Rick Porcello is one of those guys whose ERA estimators (xFIP, SIERA) are always lower than his actual ERA. Prior to 2013, no one really cared because his estimators were basically 4.00 or higher. But last year his estimators fell dramatically; his xFIP was 3.19 and his SIERA was 3.39 while his ERA was 4.32. This presents a couple of questions. First, what caused the drop in xFIP/SIERA? Is it sustainable? If so, is it possible his ERA follows the same downward trend that his estimators did?
The first question, what caused the drop in his xFIP/SIERA, is pretty easy to answer. SIERA is primarily calculated with strikeout rate, walk rate and ground ball rate. xFIP is primarily calculated with the three true outcomes, strikeouts, walks and home runs. Porcello’s walk rate and ground ball rate have been consistently above average. In the last four years the league average walk rate ranged from 7.4% to 8%, and Porcello’s walk rate in that span was 5.7%. The league average ground ball rate ranged from 44.4% to 45.1%, and Porcello’s ground ball rate was 52.5%. It was his paltry strikeout rate that was holding his estimators back.
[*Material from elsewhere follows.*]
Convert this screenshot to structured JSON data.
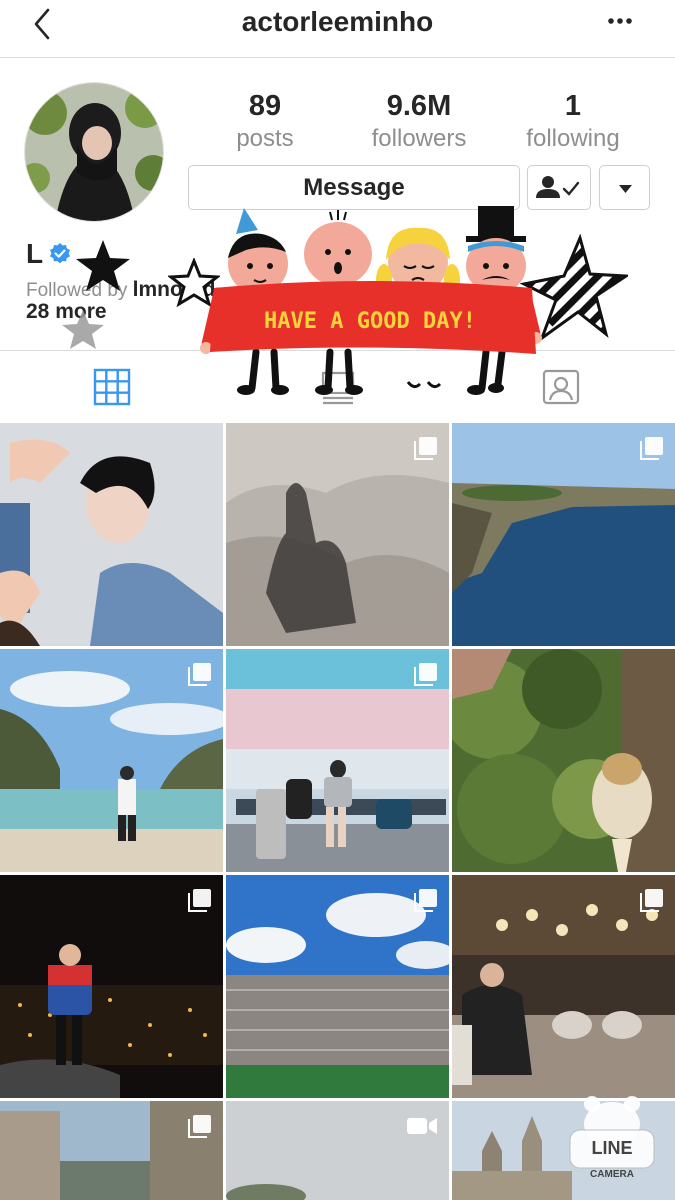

From 2010-2012, the league average strikeout rate ranged from 17.6% to 18.7%, and Porcello’s strikeout rate was only 13%. But Porcello’s strikeout rate spiked up to 19.3% last year, and his ground ball and walk rates remained above average.
So is his improved strikeout rate, and by extension are his ERA estimators, sustainable? If so, I would expect to see something like a change in his pitch mix or a spike in velocity. And I’d also like to see his strikeout rate improve, or at least remain above average, later in the year. Read the rest of this entry »